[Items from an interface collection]

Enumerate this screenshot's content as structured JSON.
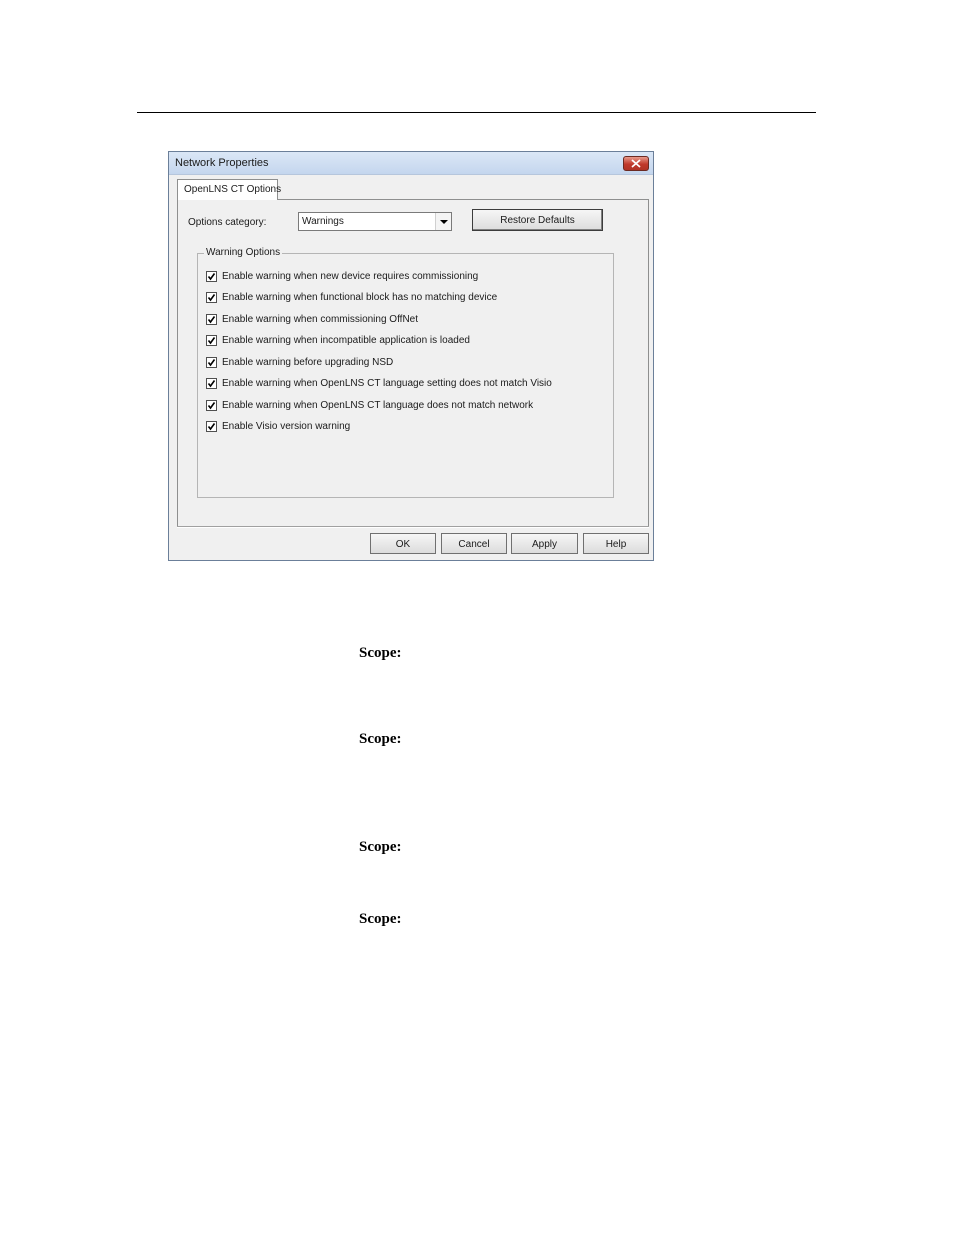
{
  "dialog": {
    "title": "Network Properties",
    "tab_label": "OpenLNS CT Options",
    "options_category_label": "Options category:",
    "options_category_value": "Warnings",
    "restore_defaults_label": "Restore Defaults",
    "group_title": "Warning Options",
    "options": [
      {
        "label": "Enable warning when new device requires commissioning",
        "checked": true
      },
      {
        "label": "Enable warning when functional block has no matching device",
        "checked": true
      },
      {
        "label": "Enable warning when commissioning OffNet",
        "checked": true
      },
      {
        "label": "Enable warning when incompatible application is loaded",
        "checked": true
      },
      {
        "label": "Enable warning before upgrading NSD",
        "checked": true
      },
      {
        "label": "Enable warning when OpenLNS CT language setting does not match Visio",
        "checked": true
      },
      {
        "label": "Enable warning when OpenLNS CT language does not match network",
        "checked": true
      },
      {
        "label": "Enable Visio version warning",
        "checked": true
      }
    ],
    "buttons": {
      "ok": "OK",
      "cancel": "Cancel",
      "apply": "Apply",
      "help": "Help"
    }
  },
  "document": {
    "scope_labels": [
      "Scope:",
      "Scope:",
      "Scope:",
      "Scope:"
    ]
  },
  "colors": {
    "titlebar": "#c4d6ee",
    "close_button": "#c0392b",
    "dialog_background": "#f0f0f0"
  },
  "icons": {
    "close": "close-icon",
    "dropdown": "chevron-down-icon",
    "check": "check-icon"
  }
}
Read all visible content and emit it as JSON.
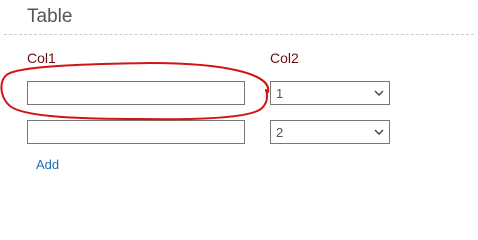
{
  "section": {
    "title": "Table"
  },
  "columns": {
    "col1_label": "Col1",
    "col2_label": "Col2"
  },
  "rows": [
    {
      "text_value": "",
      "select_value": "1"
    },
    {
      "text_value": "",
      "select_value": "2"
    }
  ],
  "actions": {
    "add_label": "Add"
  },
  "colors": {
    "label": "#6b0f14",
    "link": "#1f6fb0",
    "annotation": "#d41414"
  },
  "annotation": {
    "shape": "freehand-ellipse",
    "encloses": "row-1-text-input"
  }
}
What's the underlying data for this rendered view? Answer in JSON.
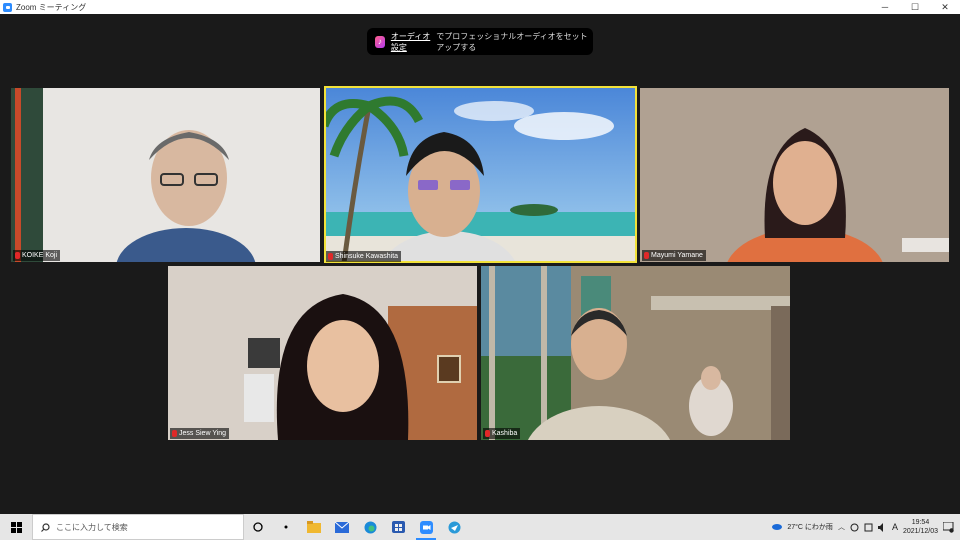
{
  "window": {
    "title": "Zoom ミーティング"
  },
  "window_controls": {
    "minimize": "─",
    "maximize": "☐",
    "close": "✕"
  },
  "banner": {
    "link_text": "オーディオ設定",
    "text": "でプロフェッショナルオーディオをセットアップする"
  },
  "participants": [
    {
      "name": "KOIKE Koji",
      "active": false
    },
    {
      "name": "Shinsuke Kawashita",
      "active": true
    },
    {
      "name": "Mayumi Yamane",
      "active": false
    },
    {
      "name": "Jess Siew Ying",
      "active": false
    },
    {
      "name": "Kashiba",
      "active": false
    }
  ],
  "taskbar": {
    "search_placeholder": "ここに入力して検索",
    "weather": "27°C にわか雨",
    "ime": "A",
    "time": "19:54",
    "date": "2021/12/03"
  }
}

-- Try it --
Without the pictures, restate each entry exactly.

-- Exercise solution --
Enumerate this screenshot's content as structured JSON.
{
  "dialog": {
    "title": "Network Properties",
    "tab_label": "OpenLNS CT Options",
    "options_category_label": "Options category:",
    "options_category_value": "Warnings",
    "restore_defaults_label": "Restore Defaults",
    "group_title": "Warning Options",
    "options": [
      {
        "label": "Enable warning when new device requires commissioning",
        "checked": true
      },
      {
        "label": "Enable warning when functional block has no matching device",
        "checked": true
      },
      {
        "label": "Enable warning when commissioning OffNet",
        "checked": true
      },
      {
        "label": "Enable warning when incompatible application is loaded",
        "checked": true
      },
      {
        "label": "Enable warning before upgrading NSD",
        "checked": true
      },
      {
        "label": "Enable warning when OpenLNS CT language setting does not match Visio",
        "checked": true
      },
      {
        "label": "Enable warning when OpenLNS CT language does not match network",
        "checked": true
      },
      {
        "label": "Enable Visio version warning",
        "checked": true
      }
    ],
    "buttons": {
      "ok": "OK",
      "cancel": "Cancel",
      "apply": "Apply",
      "help": "Help"
    }
  },
  "document": {
    "scope_labels": [
      "Scope:",
      "Scope:",
      "Scope:",
      "Scope:"
    ]
  },
  "colors": {
    "titlebar": "#c4d6ee",
    "close_button": "#c0392b",
    "dialog_background": "#f0f0f0"
  },
  "icons": {
    "close": "close-icon",
    "dropdown": "chevron-down-icon",
    "check": "check-icon"
  }
}
Read all visible content and emit it as JSON.
{
  "section": {
    "title": "Table"
  },
  "columns": {
    "col1_label": "Col1",
    "col2_label": "Col2"
  },
  "rows": [
    {
      "text_value": "",
      "select_value": "1"
    },
    {
      "text_value": "",
      "select_value": "2"
    }
  ],
  "actions": {
    "add_label": "Add"
  },
  "colors": {
    "label": "#6b0f14",
    "link": "#1f6fb0",
    "annotation": "#d41414"
  },
  "annotation": {
    "shape": "freehand-ellipse",
    "encloses": "row-1-text-input"
  }
}
What's the underlying data for this rendered view? Answer in JSON.
{
  "window": {
    "title": "Zoom ミーティング"
  },
  "window_controls": {
    "minimize": "─",
    "maximize": "☐",
    "close": "✕"
  },
  "banner": {
    "link_text": "オーディオ設定",
    "text": "でプロフェッショナルオーディオをセットアップする"
  },
  "participants": [
    {
      "name": "KOIKE Koji",
      "active": false
    },
    {
      "name": "Shinsuke Kawashita",
      "active": true
    },
    {
      "name": "Mayumi Yamane",
      "active": false
    },
    {
      "name": "Jess Siew Ying",
      "active": false
    },
    {
      "name": "Kashiba",
      "active": false
    }
  ],
  "taskbar": {
    "search_placeholder": "ここに入力して検索",
    "weather": "27°C にわか雨",
    "ime": "A",
    "time": "19:54",
    "date": "2021/12/03"
  }
}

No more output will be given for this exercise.